    Hmm you think? I think that they will trigger article 50 but not straight away. I dont think cameron will last either. He blew the fear tactics beyond reason. Even if we remain hes lost a lot of respect from the backbenchers. Secretly we know corbyn wants to leave so once the vote is over I think he will push for the labour party to respect the decision. The conservative party would probably disintegrate if there is any foul play on their side haha
    Online

    21
    ReputationRep:
    (Original post by Fullofsurprises)
    You've seen the reports tonight from the former UBS top economist saying sterling will drop 30% and equities 20% after withdrawal?
    All in the short term.
    Online

    21
    ReputationRep:
    (Original post by drogon)
    Singapore is in APEC which accounts for literally half of all international trade...

    And you're making too many assumptions and speculations.
    What about America, China, India? They aren't part of clubs like the EU. Oh, and Canada as well- they're doing very well compared to the UK and they are very independent.
    • Welcome Squad
    Offline

    20
    Welcome Squad
    (Original post by Naveed-7)
    I choose:
    -Leave, things getting better. Less pressure on our economy, lower tax charges and better control on amount of immigration
    If you think those changes will be implemented immediately then you're kidding yourself.
 
 
 
  • See more of what you like on The Student Room

    You can personalise what you see on TSR. Tell us a little about yourself to get started.

  • Poll
    Has a teacher ever helped you cheat?
    Useful resources

    Groups associated with this forum:

    View associated groups
  • See more of what you like on The Student Room

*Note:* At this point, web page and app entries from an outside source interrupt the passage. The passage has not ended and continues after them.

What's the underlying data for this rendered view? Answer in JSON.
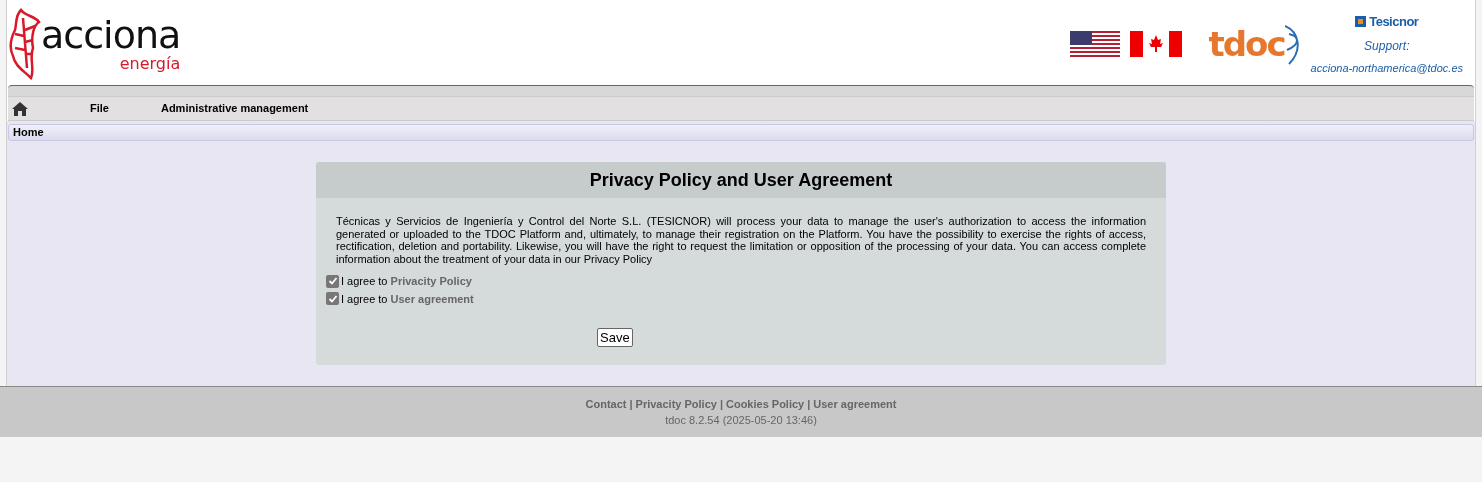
{
  "header": {
    "logo_word": "acciona",
    "logo_sub": "energía",
    "tdoc_logo": "tdoc",
    "vendor_logo": "Tesicnor",
    "support_label": "Support:",
    "support_email": "acciona-northamerica@tdoc.es"
  },
  "menu": [
    {
      "label": "File"
    },
    {
      "label": "Administrative management"
    }
  ],
  "breadcrumb": "Home",
  "dialog": {
    "title": "Privacy Policy and User Agreement",
    "text": "Técnicas y Servicios de Ingeniería y Control del Norte S.L. (TESICNOR) will process your data to manage the user's authorization to access the information generated or uploaded to the TDOC Platform and, ultimately, to manage their registration on the Platform. You have the possibility to exercise the rights of access, rectification, deletion and portability. Likewise, you will have the right to request the limitation or opposition of the processing of your data. You can access complete information about the treatment of your data in our Privacy Policy",
    "agreements": [
      {
        "prefix": "I agree to",
        "link": "Privacity Policy",
        "checked": true
      },
      {
        "prefix": "I agree to",
        "link": "User agreement",
        "checked": true
      }
    ],
    "button": "Save"
  },
  "footer": {
    "links": [
      "Contact",
      "Privacity Policy",
      "Cookies Policy",
      "User agreement"
    ],
    "separator": "|",
    "version": "tdoc 8.2.54 (2025-05-20 13:46)"
  }
}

    You can personalise what you see on TSR. Tell us a little about yourself to get started.

  • The Student Room, Get Revising and Marked by Teachers are trading names of The Student Room Group Ltd.

    Register Number: 04666380 (England and Wales), VAT No. 806 8067 22 Registered Office: International House, Queens Road, Brighton, BN1 3XE

    Write a reply...
    Reply
    Hide
    Reputation gems: You get these gems as you gain rep from other members for making good contributions and giving helpful advice.